__Task item__. The word "Deposit" occurs in some lines of the listing. Copy those lines.
═══ Records to use ═══
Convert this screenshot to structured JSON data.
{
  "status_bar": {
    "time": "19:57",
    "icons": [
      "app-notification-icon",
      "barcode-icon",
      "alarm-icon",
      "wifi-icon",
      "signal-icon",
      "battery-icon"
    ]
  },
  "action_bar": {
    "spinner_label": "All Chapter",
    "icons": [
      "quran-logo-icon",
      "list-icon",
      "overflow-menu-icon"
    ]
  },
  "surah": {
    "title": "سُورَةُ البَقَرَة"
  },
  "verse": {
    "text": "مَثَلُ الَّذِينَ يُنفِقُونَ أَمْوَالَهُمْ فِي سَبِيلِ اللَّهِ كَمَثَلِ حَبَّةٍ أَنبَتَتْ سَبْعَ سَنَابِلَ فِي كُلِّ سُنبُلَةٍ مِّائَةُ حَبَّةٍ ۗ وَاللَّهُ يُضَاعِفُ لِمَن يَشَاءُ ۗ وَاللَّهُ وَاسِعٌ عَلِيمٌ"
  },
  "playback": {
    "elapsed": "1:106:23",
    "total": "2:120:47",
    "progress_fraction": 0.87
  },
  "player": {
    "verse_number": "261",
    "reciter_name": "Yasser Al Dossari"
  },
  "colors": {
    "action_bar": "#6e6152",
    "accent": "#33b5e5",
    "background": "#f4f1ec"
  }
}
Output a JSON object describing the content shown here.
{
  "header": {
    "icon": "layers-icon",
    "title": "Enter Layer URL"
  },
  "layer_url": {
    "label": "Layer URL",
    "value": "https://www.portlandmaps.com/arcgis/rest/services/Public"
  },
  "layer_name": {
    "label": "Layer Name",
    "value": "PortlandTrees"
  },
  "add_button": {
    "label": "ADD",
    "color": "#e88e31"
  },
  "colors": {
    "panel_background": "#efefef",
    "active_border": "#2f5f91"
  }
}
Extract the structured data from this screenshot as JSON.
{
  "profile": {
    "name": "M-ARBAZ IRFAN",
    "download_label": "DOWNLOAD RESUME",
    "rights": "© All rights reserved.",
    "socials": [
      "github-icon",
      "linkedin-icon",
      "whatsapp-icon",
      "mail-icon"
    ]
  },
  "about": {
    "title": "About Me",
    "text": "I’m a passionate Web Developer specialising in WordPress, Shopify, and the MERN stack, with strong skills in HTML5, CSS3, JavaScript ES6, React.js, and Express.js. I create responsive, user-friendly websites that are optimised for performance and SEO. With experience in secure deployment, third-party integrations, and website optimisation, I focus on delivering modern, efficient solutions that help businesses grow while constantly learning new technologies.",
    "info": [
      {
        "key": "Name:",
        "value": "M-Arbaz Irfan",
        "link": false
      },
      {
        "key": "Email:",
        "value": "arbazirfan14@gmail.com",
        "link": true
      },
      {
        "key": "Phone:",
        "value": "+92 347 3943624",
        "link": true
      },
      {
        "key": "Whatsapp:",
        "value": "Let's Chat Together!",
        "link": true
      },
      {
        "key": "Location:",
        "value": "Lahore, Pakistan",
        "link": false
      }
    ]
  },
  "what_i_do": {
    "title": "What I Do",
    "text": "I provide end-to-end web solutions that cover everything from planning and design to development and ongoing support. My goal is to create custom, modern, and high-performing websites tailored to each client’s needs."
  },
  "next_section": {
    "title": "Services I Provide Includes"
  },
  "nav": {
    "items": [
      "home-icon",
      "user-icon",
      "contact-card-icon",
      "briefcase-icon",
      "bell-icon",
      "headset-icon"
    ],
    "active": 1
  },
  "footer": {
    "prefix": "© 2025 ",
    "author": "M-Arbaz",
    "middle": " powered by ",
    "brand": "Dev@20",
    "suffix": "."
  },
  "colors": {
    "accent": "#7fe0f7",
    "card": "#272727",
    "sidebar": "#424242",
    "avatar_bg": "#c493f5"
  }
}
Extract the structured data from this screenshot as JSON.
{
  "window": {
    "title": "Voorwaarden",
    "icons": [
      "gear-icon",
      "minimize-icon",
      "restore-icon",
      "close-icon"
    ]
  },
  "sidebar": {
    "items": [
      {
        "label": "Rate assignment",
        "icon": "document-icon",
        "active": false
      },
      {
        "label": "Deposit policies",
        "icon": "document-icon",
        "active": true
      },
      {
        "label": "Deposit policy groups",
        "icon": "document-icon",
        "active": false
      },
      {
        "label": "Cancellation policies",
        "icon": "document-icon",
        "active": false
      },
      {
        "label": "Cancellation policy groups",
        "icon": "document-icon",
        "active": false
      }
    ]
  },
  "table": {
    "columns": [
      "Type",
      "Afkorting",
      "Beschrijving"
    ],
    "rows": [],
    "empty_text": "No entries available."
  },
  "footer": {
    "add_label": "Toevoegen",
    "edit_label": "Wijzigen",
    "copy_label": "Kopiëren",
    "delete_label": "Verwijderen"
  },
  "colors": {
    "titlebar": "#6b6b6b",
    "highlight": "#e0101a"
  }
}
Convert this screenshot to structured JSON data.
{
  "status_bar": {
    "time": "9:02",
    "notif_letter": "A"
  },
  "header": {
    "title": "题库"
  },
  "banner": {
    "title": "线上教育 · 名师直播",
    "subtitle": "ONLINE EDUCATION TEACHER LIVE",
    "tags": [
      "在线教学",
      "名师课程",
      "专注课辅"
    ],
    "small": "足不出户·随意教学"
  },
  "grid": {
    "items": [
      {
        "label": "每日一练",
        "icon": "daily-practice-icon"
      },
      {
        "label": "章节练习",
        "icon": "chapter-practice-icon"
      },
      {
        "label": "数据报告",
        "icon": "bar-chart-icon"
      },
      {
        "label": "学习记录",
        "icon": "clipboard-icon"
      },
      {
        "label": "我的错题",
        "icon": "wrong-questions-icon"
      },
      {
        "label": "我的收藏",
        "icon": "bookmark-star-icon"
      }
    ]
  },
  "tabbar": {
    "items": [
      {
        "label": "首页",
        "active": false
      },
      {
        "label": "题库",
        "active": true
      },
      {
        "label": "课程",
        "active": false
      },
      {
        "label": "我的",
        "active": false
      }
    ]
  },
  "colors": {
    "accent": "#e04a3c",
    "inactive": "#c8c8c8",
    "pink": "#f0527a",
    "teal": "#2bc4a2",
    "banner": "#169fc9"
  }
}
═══
__Exercise response__.
        "label": "Deposit policies",
        "label": "Deposit policy groups",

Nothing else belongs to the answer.